Excerpted records:
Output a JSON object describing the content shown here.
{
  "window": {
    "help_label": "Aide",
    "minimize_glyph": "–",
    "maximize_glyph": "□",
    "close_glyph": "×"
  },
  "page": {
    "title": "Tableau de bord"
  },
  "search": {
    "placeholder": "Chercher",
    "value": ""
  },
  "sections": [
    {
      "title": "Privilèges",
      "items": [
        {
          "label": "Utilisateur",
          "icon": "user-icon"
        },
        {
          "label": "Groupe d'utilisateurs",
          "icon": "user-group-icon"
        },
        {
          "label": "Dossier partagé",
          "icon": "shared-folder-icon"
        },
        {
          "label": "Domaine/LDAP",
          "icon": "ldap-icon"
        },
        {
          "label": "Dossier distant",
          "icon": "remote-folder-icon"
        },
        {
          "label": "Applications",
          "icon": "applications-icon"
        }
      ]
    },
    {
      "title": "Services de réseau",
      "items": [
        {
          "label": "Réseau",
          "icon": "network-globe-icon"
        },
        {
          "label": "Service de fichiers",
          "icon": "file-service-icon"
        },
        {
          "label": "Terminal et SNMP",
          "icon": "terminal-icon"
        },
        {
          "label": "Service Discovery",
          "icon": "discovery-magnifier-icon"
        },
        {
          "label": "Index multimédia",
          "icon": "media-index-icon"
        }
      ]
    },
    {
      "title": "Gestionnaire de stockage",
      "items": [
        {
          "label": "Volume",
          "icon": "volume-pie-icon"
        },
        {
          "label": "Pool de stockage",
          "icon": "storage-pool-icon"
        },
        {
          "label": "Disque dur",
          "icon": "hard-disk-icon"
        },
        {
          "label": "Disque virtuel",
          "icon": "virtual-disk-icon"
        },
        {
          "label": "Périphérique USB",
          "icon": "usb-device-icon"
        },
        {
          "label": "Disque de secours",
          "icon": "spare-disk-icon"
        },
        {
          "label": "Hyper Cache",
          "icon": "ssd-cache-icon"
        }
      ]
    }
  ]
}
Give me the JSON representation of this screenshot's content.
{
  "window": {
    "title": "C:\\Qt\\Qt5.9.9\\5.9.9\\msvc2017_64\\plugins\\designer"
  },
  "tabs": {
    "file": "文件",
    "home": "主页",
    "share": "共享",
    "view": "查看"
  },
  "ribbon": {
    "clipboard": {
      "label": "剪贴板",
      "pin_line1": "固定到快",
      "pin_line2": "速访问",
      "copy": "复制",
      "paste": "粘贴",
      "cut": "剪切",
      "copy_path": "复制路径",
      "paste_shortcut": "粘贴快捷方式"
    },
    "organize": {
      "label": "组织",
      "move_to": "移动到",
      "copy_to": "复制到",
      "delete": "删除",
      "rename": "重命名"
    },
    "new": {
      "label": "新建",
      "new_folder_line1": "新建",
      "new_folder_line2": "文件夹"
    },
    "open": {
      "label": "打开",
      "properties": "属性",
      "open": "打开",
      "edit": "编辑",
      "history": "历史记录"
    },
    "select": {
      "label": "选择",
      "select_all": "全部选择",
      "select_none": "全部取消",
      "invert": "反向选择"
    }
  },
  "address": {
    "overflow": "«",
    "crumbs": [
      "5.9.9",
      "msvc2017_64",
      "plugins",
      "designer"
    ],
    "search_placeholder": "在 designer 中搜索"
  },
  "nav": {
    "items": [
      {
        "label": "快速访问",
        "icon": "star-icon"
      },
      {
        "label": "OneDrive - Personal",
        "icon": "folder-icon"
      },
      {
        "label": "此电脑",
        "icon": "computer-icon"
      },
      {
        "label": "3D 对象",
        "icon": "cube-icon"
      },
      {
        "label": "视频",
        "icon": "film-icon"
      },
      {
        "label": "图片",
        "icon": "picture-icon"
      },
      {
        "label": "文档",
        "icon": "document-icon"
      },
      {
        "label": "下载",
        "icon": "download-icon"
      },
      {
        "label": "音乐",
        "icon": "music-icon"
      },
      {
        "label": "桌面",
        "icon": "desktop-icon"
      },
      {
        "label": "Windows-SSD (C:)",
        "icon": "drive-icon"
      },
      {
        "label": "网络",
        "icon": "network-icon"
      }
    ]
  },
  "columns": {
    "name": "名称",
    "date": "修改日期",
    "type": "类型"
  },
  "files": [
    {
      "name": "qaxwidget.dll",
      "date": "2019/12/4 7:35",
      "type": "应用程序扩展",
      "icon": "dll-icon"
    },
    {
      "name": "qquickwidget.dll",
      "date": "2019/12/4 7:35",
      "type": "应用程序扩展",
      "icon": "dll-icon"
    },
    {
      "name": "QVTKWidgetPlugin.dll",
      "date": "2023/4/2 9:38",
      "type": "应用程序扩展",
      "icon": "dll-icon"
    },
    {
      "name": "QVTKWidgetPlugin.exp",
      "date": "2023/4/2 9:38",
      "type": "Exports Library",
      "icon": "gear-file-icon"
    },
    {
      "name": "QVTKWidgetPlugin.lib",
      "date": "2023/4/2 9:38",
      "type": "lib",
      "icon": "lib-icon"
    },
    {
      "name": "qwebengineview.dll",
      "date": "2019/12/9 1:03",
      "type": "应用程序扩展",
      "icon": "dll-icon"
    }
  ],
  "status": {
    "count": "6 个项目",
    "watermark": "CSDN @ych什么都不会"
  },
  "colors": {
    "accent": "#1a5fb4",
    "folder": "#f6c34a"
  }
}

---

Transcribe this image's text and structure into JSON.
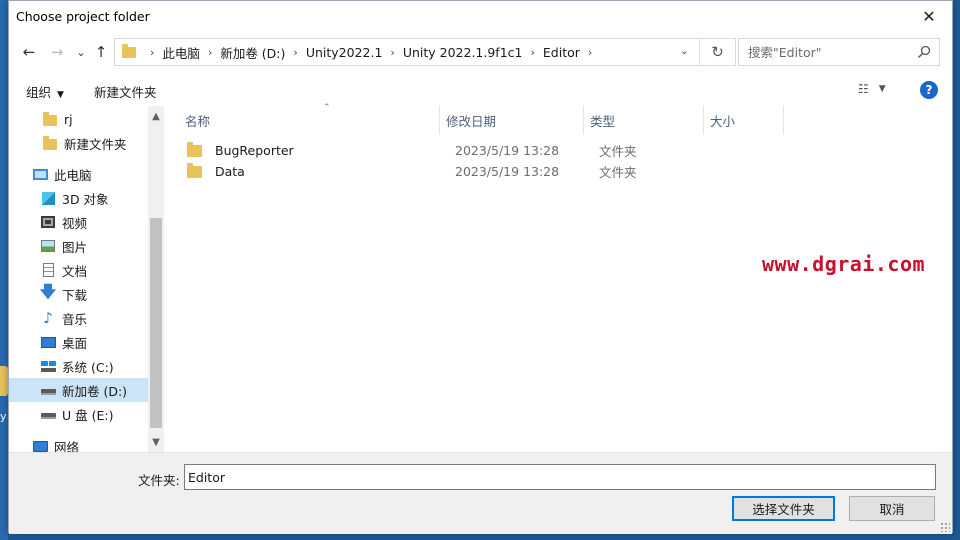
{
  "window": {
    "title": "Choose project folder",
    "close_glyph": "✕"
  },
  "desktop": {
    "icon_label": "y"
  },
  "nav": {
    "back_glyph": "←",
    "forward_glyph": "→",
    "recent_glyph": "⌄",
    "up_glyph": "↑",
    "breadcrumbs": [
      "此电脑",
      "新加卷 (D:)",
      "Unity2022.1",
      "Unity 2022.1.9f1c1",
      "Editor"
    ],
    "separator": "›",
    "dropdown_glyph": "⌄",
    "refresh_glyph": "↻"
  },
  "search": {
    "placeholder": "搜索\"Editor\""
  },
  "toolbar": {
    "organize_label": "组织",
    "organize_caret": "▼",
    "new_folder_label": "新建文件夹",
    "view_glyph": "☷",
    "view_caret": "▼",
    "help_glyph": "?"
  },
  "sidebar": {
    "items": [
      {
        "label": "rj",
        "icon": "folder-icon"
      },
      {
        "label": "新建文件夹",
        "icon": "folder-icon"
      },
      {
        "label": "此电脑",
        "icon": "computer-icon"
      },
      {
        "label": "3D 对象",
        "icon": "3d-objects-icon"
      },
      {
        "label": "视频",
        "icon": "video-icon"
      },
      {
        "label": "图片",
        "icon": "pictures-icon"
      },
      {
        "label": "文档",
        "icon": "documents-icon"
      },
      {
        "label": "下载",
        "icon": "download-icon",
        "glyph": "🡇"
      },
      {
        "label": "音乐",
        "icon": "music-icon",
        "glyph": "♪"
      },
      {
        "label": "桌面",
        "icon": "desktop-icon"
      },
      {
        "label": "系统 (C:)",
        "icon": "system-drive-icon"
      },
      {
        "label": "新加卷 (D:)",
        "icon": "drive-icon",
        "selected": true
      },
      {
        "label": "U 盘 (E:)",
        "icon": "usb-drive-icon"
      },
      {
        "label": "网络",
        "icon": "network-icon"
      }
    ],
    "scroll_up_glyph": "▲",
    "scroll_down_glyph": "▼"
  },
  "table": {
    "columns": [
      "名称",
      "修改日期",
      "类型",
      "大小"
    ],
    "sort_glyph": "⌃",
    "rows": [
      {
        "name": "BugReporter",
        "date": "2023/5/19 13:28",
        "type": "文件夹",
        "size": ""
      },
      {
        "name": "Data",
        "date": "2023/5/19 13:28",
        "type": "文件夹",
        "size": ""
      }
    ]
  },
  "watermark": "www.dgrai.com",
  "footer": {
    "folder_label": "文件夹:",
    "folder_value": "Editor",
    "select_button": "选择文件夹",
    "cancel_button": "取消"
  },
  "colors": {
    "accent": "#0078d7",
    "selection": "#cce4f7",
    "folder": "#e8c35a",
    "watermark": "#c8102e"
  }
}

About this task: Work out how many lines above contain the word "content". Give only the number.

Reply to the exercise: 2